What the Course teaches us is to ask for help in learning that our suffering cannot affect the peace of God within us. Even if we are only able to say the words, that is enough to start the healing process ( see W.pII.284) . Most people do not immediately experience any change in the symptoms, but we need to resist the temptation to conclude therefore that “it's not working!” The willingness always works, because the real sickness (separation) is only in our minds, and therefore healing takes place only at that level. The call for help underlying sickness is always being answered by the reflection of Heaven's love in our minds, and so we need only, in an act of kindness toward ourselves, acknowledge the truth of that, and then rest in the confidence that when we are ready, we will accept it into our conscious awareness. To judge ourselves because we seem not to be ready is to give support to the ego's aim of keeping guilt real in our minds. When our mind is free of guilt, our body's condition would no longer be the focal point of our attention. But this is a process that requires daily practice, usually for an extended period of time: “The resistance to recognizing this is enormous, because the existence of the world as you perceive it depends entirely on the body being the decision maker” (M.5.II.1:7) . We cannot fail to get to this level, however, because it is the natural state of our minds, as Jesus reminds us: “Love is your safety. Fear does not exist. Identify with love, and you are safe. Identify with love, and you are home.

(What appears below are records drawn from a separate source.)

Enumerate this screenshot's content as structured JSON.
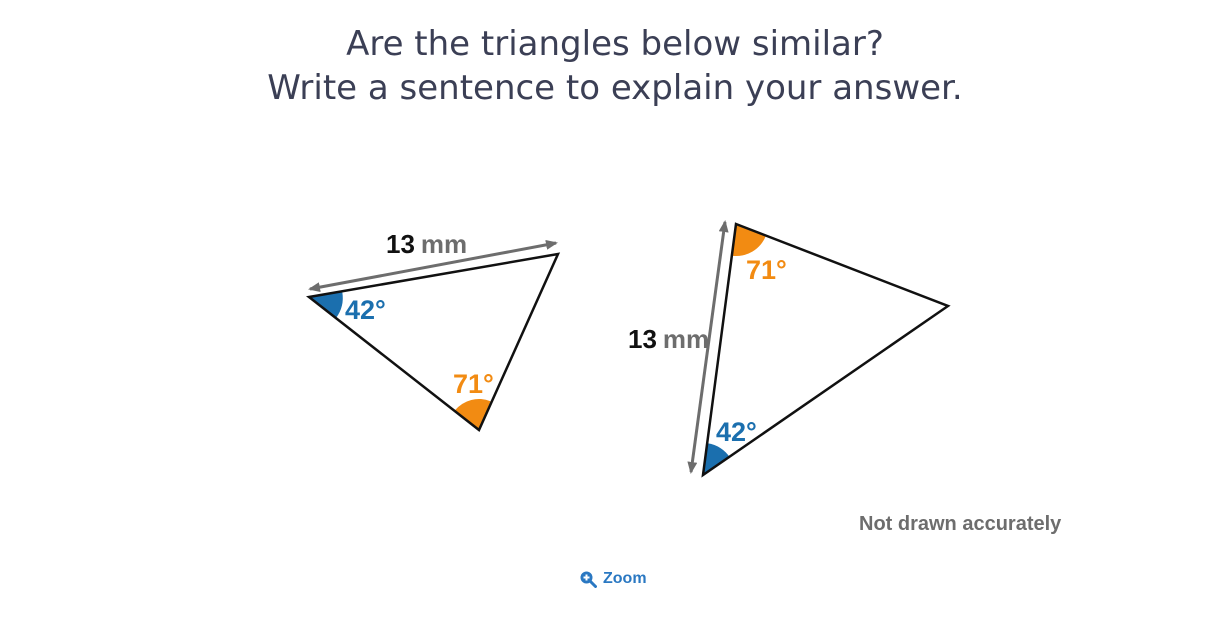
{
  "question": {
    "line1": "Are the triangles below similar?",
    "line2": "Write a sentence to explain your answer."
  },
  "triangle_left": {
    "side_value": "13",
    "side_unit": "mm",
    "angle_blue": "42°",
    "angle_orange": "71°"
  },
  "triangle_right": {
    "side_value": "13",
    "side_unit": "mm",
    "angle_orange": "71°",
    "angle_blue": "42°"
  },
  "note": "Not drawn accurately",
  "zoom": {
    "label": "Zoom",
    "icon": "zoom-in-icon"
  },
  "colors": {
    "text": "#3b3f55",
    "blue": "#1b6fae",
    "orange": "#f28b12",
    "arrow": "#6d6d6d",
    "zoom": "#2a78c2"
  }
}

Identify with love, and find your Self” (W.pII.5:4,5,6,7,8).
Supportive discussions of sickness and healing may be found in Questions #1045, and #1111.